The Main Military Clinical Hospital named after Academician N.N. Burdenko conducted the world’s first operation using a bioprinter consisting of a robotic arm, a bioprinting system, and computer vision. The device was developed by scientists at NUST MISIS and the pioneers of Russian bioprinting, the company 3D Bioprinting Solutions. The trajectory of the in situ biopolymer delivery, directly into the wound, was programmed on-site by a university specialist after scanning the site of the injury. The surgeon harvested the patient’s cells from the bone marrow and then added them to bio-ink for printing. The robot conducted the scanning and bioprinting without human involvement. According to the medical professionals at the center, this equipment opens up entirely new possibilities for treating complex extensive soft tissue defects.
The main issues that can affect the bioprinting process include the complex relief of the wound surface, increased bleeding of tissues, and the presence of foreign bodies, such as nearby metal structures for fixing bone fragments. Owing to the developed wound scanning and printing system, the bioprinter under the supervision of a surgeon can accurately and quickly close the injury with polymer compositions containing the patient’s cells.
“Three-dimensional in situ bioprinting is a non-invasive way to non-traumatically restore the integrity of damaged soft tissues. During reconstructive surgery, this method allows for reducing the area of the defect, significantly decreasing the extent of surgical trauma and the risk of postoperative complications. A new domestic collagen hydrogel is used as bio-ink in combination with the patient’s autologous cells, stimulating tissue regeneration,” emphasized Marina Shchedrina, PhD, senior researcher and surgeon at the Burdenko Main Military Clinical Hospital.

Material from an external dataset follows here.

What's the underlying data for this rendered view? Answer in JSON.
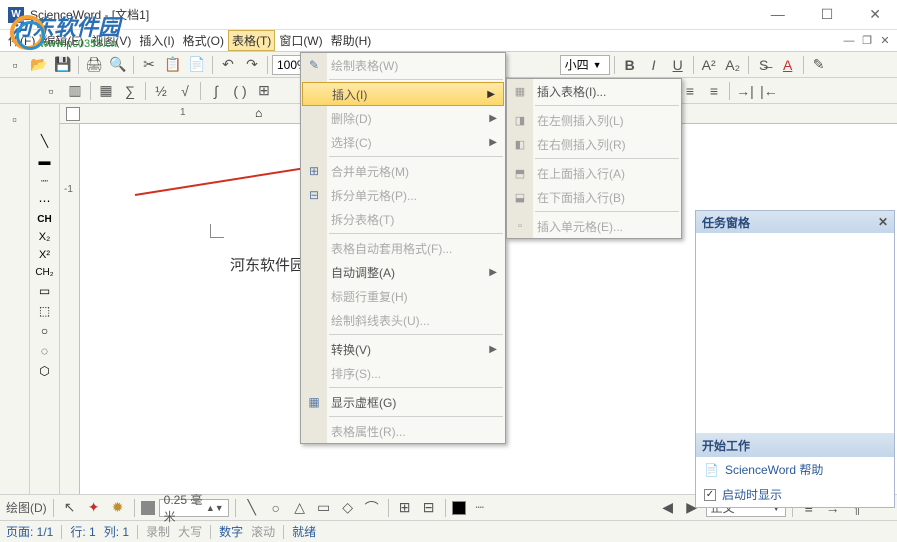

The bioprinting technology was developed by scientists at NUST MISIS and 3D Bioprinting Solutions.
“We see how bioprinting methods are beginning to be implemented in clinics in different countries around the world. In Russia, our company has been developing such technologies for ten years. Nevertheless, in situ bioprinting directly into a wound defect has been carried out for the first time in the world. We are certainly pleased that Russia maintains a national priority in the development of bioprinting, and the technology is moving from laboratory walls to clinical institutions and beginning to benefit real patients,” said Yusef Khesuani, co-founder and managing partner of 3D Bioprinting Solutions.
As noted by Fedor Senatov, director of the Institute of Biomedical Engineering at NUST MISIS, in the near future, we can expect a more extensive implementation of in situ bioprinting technology in clinical practice.
“We have taken the first step towards a future in which surgeons will not just manipulate robotic systems, but robots will be fully autonomous participants in operations. An important precedent has been set for using a bioprinter for non-traumatic closure of extensive acquired defects directly on a patient without prior preparation of 3D models and without the need for implanting pre-printed tissue equivalents,” concluded Fedor Senatov.